“There was no consensus in the admission of Indonesia by member countries.”


He said Fiji PM solely made the decision to admit Indonesia into MSG and forced the member countries to endorse it.


But DPM revealed that when it comes to the application for membership by the United Liberation Movement for West Papua (ULMWP) into MSG, Fiji PM talks about the strict criteria to be followed to become a member.


“Which continue to be a difficulty for ULMWP to become a full member of MSG,” said the DPM.


Sogavare said the application by ULMWP is consistent with that of the Socialist National Liberation Front (FLINKS) of New Caledonia when they apply for membership.


DPM was speaking during the question and answer session in Parliament when Member of Parliament (MP) for Aoke/Langalanga Matthew Wale asked PM Rick Hou to answer the questions related to his apology MSG member countries for the sour relationship over the past years.

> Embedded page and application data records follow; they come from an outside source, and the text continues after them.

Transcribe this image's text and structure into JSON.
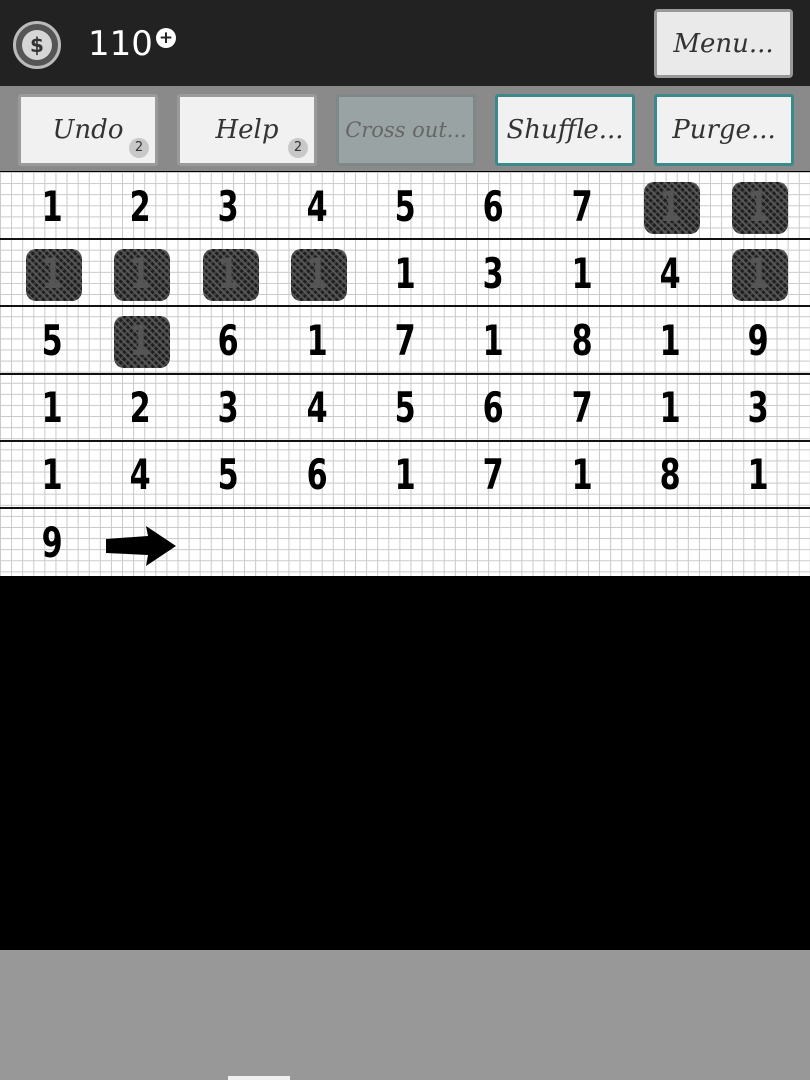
{
  "header": {
    "coin_symbol": "$",
    "coins": "110",
    "coin_plus": "+",
    "menu_label": "Menu..."
  },
  "toolbar": {
    "undo": {
      "label": "Undo",
      "count": "2"
    },
    "help": {
      "label": "Help",
      "count": "2"
    },
    "cross_out": {
      "label": "Cross out..."
    },
    "shuffle": {
      "label": "Shuffle..."
    },
    "purge": {
      "label": "Purge..."
    }
  },
  "board": {
    "rows": [
      [
        "1",
        "2",
        "3",
        "4",
        "5",
        "6",
        "7",
        "1",
        "1"
      ],
      [
        "1",
        "1",
        "1",
        "1",
        "1",
        "3",
        "1",
        "4",
        "1"
      ],
      [
        "5",
        "1",
        "6",
        "1",
        "7",
        "1",
        "8",
        "1",
        "9"
      ],
      [
        "1",
        "2",
        "3",
        "4",
        "5",
        "6",
        "7",
        "1",
        "3"
      ],
      [
        "1",
        "4",
        "5",
        "6",
        "1",
        "7",
        "1",
        "8",
        "1"
      ],
      [
        "9"
      ]
    ],
    "crossed": [
      [
        0,
        7
      ],
      [
        0,
        8
      ],
      [
        1,
        0
      ],
      [
        1,
        1
      ],
      [
        1,
        2
      ],
      [
        1,
        3
      ],
      [
        1,
        8
      ],
      [
        2,
        1
      ]
    ],
    "next_icon": "arrow-right-icon"
  },
  "colors": {
    "topbar": "#222222",
    "toolbar": "#8a8a8a",
    "teal_border": "#3a8a8c",
    "bottom_area": "#989898"
  }
}
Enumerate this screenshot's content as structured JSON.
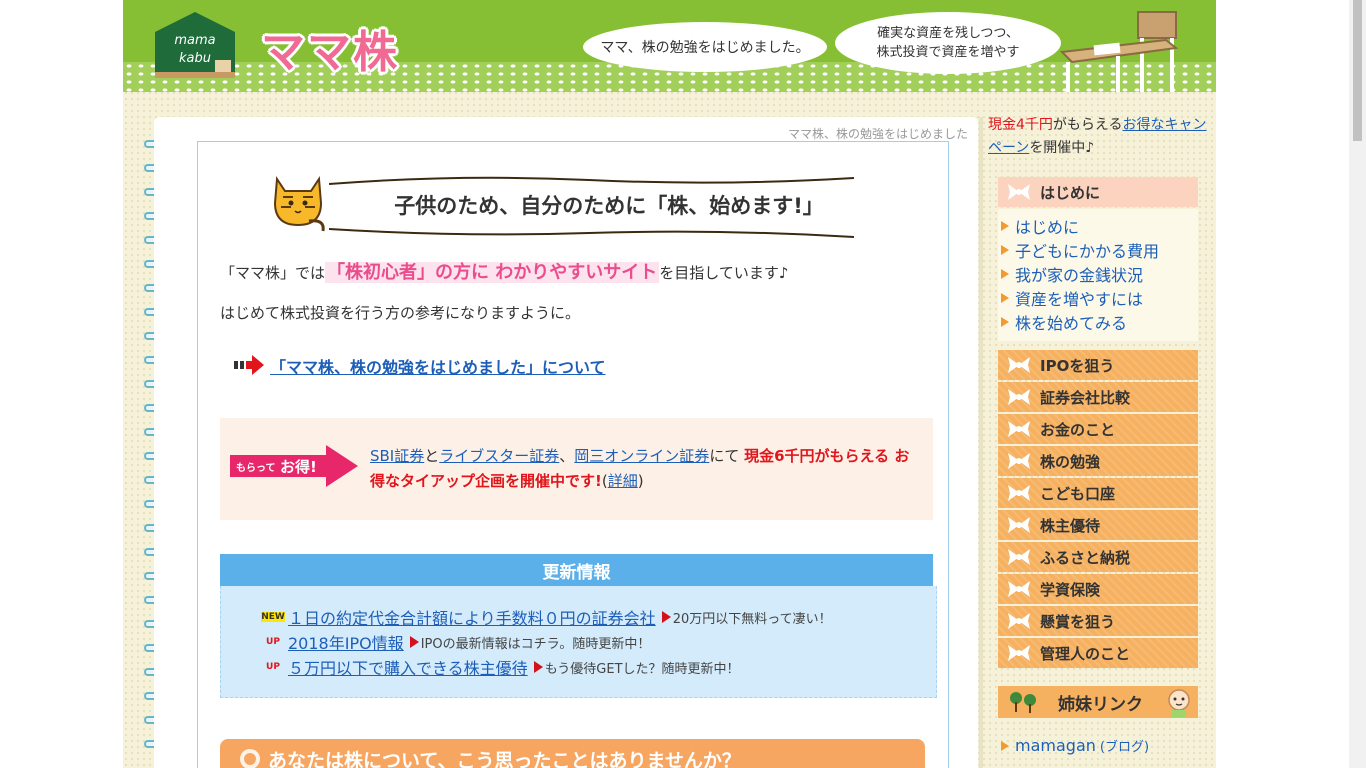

He said, MSG is a purely political body to free Melanesia from colonisation but this is not the case today as their interests have been shifted from its fundamental purpose that establish the organisation.


Mr Sogavare said, if MSG stands on the very purpose and the founding principles upheld by the MSG leaders who started the organisation there should not be any difficulty in admitting ULMWP full membership.


He said ULMWP is a political entity representing the indigenous people of West Papua who a Melanesians, so there is no problem to admit them full membership in MSG.


Arguing that MSG has been shift from its original purpose to protects the rights and freedom of Melanesia from colonialism.


“Close association of Fiji with Indonesia is sabotaging the work of MSG and their membership in MSG is not political but economic interest.”


He concluded that Fiji and Papua New Guinea strongly allied with Indonesia therefore their relationship continues to sabotage the work of MSG to uphold its purpose.